### GIVEN RECORDS:
_ _ _ _ _ _ _
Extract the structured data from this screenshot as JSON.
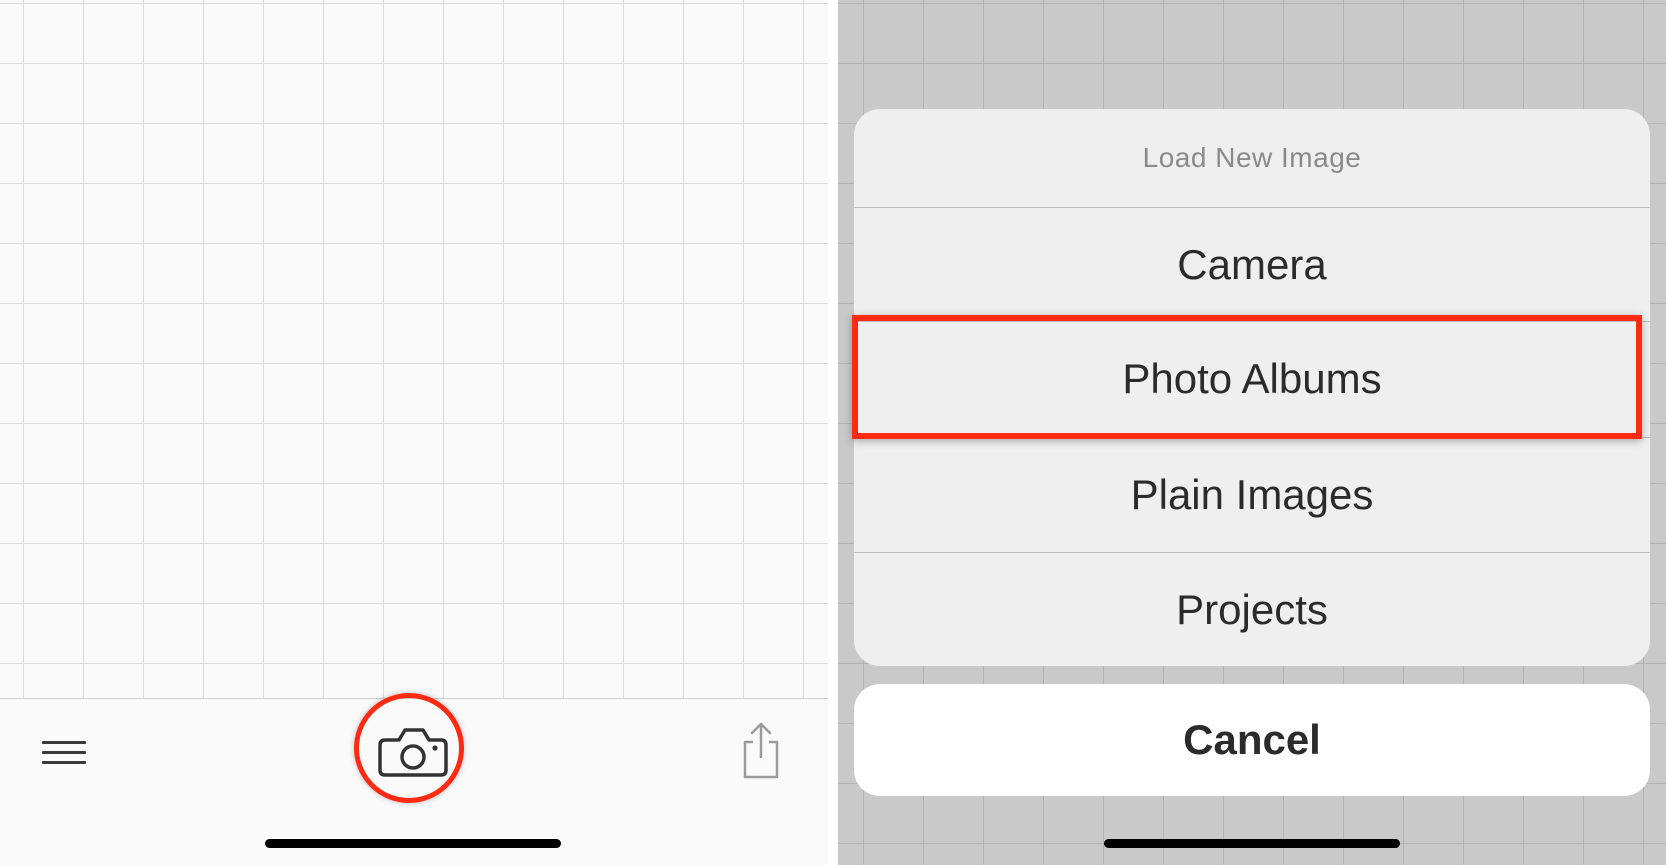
{
  "left_screen": {
    "toolbar": {
      "menu_icon": "hamburger-menu-icon",
      "camera_icon": "camera-icon",
      "share_icon": "share-icon"
    },
    "annotation_color": "#ff2a12"
  },
  "right_screen": {
    "action_sheet": {
      "title": "Load New Image",
      "options": [
        {
          "label": "Camera"
        },
        {
          "label": "Photo Albums"
        },
        {
          "label": "Plain Images"
        },
        {
          "label": "Projects"
        }
      ],
      "cancel_label": "Cancel"
    },
    "highlighted_option": "Photo Albums",
    "annotation_color": "#ff2a12"
  }
}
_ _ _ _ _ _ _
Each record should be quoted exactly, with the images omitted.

Extract the structured data from this screenshot as JSON.
{
  "left_screen": {
    "toolbar": {
      "menu_icon": "hamburger-menu-icon",
      "camera_icon": "camera-icon",
      "share_icon": "share-icon"
    },
    "annotation_color": "#ff2a12"
  },
  "right_screen": {
    "action_sheet": {
      "title": "Load New Image",
      "options": [
        {
          "label": "Camera"
        },
        {
          "label": "Photo Albums"
        },
        {
          "label": "Plain Images"
        },
        {
          "label": "Projects"
        }
      ],
      "cancel_label": "Cancel"
    },
    "highlighted_option": "Photo Albums",
    "annotation_color": "#ff2a12"
  }
}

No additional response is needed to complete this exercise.